§ **Information shown**:
-=-=-

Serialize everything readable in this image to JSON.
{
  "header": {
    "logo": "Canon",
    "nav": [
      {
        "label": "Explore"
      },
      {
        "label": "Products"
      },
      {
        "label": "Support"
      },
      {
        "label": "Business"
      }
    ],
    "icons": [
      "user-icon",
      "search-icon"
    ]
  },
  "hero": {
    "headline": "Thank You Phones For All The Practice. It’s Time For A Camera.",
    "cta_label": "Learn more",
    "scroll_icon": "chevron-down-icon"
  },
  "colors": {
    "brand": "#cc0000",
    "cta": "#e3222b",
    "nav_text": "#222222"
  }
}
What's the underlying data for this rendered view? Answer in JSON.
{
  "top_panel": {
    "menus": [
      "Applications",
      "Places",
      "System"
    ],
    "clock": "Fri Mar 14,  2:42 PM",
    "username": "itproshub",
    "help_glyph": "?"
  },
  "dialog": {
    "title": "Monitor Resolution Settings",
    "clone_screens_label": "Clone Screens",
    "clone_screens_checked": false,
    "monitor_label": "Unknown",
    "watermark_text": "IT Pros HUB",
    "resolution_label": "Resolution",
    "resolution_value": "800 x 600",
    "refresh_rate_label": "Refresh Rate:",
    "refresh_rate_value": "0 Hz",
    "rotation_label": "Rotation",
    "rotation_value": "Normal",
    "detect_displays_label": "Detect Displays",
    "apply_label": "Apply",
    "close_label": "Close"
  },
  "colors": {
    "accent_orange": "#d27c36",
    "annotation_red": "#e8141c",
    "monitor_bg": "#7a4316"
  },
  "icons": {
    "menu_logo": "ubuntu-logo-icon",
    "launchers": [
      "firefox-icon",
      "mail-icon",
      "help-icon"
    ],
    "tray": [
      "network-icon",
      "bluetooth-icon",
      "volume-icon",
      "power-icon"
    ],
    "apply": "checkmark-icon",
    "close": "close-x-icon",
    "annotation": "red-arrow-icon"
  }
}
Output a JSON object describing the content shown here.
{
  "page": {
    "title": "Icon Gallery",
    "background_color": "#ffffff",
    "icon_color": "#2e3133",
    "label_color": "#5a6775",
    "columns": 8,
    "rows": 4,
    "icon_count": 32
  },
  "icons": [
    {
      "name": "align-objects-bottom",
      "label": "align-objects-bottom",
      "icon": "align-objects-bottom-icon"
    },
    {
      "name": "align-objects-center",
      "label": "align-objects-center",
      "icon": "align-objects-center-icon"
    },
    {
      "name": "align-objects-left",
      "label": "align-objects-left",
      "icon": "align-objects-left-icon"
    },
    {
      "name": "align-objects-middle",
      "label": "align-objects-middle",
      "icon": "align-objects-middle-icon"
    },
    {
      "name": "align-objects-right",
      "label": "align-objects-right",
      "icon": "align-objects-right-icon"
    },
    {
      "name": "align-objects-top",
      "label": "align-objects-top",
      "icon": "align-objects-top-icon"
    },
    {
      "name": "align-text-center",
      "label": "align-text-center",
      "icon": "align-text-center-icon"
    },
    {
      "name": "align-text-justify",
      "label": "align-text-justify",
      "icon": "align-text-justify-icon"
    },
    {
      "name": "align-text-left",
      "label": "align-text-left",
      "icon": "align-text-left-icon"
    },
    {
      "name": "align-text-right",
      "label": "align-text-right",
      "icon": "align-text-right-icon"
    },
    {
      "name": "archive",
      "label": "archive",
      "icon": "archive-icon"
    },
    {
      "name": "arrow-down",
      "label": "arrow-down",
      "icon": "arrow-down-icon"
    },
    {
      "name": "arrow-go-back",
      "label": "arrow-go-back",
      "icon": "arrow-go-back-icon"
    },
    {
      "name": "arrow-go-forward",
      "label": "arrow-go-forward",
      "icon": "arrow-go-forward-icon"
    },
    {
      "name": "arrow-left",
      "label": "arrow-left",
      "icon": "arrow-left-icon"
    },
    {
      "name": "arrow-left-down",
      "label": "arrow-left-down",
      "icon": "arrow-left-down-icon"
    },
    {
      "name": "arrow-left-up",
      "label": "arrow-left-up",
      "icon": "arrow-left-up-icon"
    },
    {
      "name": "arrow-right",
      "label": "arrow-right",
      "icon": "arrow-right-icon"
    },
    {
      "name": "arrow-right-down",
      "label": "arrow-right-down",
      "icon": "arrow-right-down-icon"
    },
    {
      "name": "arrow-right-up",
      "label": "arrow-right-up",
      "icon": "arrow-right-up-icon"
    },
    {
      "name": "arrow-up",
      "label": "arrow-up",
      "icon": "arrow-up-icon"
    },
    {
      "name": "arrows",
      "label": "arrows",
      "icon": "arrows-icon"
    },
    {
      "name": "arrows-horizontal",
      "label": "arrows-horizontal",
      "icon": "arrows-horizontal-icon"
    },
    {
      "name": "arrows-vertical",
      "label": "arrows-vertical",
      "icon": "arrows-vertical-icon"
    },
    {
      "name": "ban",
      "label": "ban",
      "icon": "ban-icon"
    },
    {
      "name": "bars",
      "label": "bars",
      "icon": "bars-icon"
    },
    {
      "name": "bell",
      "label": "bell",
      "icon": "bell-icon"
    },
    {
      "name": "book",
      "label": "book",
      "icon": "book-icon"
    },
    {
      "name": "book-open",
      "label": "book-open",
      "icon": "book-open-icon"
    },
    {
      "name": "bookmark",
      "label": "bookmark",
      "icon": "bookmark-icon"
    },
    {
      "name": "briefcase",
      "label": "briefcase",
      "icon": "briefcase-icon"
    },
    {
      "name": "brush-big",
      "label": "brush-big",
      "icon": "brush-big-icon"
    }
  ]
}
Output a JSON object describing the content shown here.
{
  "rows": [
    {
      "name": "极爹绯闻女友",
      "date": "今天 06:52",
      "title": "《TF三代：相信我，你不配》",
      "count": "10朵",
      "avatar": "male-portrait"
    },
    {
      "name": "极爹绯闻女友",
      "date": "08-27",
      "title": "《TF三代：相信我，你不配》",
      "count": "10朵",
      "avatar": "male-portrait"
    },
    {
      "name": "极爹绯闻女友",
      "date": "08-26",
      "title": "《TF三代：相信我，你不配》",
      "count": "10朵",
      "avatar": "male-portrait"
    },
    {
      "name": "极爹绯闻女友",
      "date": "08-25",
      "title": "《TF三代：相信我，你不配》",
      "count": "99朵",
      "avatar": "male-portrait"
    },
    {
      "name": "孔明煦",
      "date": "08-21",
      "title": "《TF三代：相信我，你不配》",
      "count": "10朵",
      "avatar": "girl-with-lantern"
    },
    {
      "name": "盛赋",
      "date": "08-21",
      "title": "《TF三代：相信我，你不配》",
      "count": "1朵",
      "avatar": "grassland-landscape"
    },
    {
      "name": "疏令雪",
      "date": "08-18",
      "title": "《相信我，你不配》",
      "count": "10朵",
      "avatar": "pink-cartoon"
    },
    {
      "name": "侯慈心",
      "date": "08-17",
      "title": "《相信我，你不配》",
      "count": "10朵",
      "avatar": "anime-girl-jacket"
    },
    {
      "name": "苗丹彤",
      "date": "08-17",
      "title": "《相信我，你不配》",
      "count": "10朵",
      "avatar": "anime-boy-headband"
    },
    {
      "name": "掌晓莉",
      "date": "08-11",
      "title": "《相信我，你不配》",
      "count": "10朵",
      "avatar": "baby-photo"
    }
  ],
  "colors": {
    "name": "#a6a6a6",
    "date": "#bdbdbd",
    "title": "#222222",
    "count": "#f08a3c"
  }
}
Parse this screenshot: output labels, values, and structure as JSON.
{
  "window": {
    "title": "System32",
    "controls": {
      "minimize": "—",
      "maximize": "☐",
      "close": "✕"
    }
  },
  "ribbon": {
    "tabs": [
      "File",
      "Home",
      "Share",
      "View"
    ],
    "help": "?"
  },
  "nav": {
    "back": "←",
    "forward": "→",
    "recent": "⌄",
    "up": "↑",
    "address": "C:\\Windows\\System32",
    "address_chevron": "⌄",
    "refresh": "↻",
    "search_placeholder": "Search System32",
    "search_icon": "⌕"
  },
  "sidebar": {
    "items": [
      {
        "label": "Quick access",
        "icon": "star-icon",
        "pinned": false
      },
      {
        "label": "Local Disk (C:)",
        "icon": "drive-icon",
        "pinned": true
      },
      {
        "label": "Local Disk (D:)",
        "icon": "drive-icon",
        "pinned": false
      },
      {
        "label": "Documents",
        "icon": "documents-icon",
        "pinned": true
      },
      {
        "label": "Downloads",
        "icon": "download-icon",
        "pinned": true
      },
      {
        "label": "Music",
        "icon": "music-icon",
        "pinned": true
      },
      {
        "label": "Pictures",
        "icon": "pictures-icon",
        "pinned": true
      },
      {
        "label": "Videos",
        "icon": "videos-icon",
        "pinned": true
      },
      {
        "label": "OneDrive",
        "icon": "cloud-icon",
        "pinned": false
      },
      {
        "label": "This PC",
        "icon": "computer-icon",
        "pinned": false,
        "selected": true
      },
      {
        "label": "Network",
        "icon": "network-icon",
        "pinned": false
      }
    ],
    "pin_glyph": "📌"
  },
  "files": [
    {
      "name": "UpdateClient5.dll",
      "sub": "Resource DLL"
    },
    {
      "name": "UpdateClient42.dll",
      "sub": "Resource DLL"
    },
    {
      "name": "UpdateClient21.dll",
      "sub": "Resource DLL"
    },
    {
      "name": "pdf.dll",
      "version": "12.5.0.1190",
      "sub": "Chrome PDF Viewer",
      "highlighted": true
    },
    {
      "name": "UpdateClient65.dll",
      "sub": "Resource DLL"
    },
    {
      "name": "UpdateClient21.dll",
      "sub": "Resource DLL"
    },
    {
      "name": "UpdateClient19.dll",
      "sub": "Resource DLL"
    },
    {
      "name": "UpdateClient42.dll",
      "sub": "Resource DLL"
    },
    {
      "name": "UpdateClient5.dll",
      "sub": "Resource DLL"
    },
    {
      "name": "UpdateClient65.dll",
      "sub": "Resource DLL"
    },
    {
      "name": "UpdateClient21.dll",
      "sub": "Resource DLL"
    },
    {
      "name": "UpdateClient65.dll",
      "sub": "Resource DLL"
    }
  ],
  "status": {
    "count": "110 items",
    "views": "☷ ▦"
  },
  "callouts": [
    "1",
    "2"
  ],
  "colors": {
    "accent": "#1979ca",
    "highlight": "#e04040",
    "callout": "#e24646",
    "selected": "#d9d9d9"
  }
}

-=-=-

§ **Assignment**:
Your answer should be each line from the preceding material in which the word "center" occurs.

§ **Solution to this task**:
      "name": "align-objects-center",
      "label": "align-objects-center",
      "icon": "align-objects-center-icon"
      "name": "align-text-center",
      "label": "align-text-center",
      "icon": "align-text-center-icon"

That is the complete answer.